--- START ---

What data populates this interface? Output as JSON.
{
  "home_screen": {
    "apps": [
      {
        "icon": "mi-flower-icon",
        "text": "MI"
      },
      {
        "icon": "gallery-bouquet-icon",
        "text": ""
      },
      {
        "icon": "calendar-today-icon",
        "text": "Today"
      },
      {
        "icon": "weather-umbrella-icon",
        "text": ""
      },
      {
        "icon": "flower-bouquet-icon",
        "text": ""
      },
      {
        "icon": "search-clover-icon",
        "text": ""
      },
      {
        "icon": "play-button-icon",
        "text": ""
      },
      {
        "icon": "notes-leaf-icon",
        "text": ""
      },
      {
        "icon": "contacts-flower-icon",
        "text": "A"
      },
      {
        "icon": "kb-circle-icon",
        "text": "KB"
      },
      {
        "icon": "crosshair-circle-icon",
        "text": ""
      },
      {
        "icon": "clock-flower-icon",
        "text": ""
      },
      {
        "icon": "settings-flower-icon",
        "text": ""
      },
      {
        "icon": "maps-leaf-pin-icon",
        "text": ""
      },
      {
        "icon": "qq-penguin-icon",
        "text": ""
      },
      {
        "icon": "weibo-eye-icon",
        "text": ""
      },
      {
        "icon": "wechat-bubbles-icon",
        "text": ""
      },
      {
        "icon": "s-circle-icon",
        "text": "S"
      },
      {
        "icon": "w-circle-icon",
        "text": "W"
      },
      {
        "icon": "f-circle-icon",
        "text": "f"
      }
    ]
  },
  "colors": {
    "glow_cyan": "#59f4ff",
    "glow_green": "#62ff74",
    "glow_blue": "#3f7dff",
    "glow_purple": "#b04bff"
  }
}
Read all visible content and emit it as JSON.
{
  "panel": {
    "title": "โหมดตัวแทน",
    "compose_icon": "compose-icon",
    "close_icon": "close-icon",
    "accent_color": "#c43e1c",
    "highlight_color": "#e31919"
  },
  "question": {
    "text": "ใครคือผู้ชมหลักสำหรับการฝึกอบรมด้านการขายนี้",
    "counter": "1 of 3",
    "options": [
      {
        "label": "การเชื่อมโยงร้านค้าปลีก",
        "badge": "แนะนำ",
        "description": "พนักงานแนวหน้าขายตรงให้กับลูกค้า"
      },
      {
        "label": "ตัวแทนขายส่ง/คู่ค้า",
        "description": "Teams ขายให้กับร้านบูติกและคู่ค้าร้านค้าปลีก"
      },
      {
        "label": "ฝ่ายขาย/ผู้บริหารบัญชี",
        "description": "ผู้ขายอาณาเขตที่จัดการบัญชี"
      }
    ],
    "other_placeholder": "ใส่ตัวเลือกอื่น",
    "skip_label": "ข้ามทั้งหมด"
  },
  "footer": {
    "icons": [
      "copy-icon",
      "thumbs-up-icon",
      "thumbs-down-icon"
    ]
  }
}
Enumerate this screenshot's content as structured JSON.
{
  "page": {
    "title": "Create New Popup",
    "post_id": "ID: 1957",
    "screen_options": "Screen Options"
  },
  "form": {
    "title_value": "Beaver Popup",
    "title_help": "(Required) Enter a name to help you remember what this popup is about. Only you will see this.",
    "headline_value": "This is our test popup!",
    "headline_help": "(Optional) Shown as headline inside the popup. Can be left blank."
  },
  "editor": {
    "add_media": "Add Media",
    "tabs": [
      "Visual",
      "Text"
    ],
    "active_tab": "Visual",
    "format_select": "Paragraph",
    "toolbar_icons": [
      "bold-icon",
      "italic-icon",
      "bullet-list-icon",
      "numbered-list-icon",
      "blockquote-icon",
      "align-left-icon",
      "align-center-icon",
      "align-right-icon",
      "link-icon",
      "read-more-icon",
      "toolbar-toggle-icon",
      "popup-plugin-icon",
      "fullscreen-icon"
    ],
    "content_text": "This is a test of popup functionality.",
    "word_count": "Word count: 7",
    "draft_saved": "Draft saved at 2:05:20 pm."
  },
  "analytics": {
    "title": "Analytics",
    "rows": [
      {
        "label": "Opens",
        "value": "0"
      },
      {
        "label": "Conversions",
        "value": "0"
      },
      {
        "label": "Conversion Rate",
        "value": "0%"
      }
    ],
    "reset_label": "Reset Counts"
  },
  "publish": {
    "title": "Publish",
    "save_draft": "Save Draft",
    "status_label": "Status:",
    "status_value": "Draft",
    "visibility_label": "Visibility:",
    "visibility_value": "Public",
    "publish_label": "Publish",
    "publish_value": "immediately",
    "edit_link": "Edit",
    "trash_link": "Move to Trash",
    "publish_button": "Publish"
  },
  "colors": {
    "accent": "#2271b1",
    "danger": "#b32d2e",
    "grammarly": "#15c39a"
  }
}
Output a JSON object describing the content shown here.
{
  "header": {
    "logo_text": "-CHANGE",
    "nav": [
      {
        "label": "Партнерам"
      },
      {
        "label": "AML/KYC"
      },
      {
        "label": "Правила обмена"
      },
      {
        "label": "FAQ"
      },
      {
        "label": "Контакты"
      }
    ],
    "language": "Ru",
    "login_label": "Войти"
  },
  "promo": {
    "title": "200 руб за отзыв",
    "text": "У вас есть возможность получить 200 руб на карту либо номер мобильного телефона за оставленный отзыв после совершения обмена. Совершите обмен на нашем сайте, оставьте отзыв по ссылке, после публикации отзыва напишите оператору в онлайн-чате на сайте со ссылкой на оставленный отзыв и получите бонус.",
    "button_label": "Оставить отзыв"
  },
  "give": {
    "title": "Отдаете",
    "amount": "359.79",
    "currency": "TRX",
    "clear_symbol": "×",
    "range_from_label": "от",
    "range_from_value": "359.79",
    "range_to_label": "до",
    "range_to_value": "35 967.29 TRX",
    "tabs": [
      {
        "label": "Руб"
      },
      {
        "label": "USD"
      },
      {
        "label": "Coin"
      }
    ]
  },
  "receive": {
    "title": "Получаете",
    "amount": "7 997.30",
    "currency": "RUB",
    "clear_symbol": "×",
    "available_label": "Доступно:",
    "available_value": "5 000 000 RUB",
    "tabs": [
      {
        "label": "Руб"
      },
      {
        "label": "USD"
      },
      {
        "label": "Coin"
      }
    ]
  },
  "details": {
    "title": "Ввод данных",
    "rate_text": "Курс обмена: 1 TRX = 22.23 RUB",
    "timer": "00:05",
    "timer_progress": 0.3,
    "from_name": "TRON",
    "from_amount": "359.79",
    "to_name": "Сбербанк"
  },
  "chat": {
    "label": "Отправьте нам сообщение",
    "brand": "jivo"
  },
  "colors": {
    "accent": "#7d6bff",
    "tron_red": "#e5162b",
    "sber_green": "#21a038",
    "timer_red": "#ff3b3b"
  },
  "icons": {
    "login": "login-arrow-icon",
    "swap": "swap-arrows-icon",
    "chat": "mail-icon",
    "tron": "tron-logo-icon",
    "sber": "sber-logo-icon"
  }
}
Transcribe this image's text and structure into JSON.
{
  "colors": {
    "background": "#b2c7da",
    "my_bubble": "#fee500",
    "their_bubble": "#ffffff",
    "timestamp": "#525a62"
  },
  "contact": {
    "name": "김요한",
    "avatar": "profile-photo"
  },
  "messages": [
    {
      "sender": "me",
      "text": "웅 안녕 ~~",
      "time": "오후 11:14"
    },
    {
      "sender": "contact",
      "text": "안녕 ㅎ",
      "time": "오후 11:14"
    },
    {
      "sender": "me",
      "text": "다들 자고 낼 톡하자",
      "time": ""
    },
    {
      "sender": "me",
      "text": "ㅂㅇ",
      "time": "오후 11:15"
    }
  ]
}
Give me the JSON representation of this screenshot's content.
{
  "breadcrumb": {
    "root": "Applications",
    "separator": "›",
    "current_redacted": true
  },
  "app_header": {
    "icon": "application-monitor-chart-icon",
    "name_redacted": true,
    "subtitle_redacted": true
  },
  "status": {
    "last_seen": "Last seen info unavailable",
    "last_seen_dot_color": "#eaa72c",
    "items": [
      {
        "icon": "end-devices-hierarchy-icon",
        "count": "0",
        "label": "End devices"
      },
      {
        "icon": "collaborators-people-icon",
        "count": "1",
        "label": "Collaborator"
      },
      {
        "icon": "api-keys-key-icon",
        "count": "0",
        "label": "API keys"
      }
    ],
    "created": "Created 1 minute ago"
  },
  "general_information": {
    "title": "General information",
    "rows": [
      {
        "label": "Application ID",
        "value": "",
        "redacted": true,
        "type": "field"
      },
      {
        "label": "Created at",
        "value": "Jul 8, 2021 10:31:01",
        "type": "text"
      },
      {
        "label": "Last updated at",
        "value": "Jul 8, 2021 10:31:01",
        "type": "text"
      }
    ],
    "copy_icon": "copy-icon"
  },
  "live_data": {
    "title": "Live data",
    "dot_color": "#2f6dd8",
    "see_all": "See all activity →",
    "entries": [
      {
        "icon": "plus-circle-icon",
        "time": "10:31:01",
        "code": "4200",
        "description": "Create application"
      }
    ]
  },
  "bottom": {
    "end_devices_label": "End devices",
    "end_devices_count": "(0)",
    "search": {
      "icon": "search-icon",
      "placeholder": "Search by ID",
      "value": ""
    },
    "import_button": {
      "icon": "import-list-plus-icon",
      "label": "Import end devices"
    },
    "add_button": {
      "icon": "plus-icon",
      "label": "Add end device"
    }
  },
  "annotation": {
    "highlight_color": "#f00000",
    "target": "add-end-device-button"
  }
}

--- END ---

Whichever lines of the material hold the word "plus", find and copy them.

Solution below
        "icon": "plus-circle-icon",
      "icon": "import-list-plus-icon",
      "icon": "plus-icon",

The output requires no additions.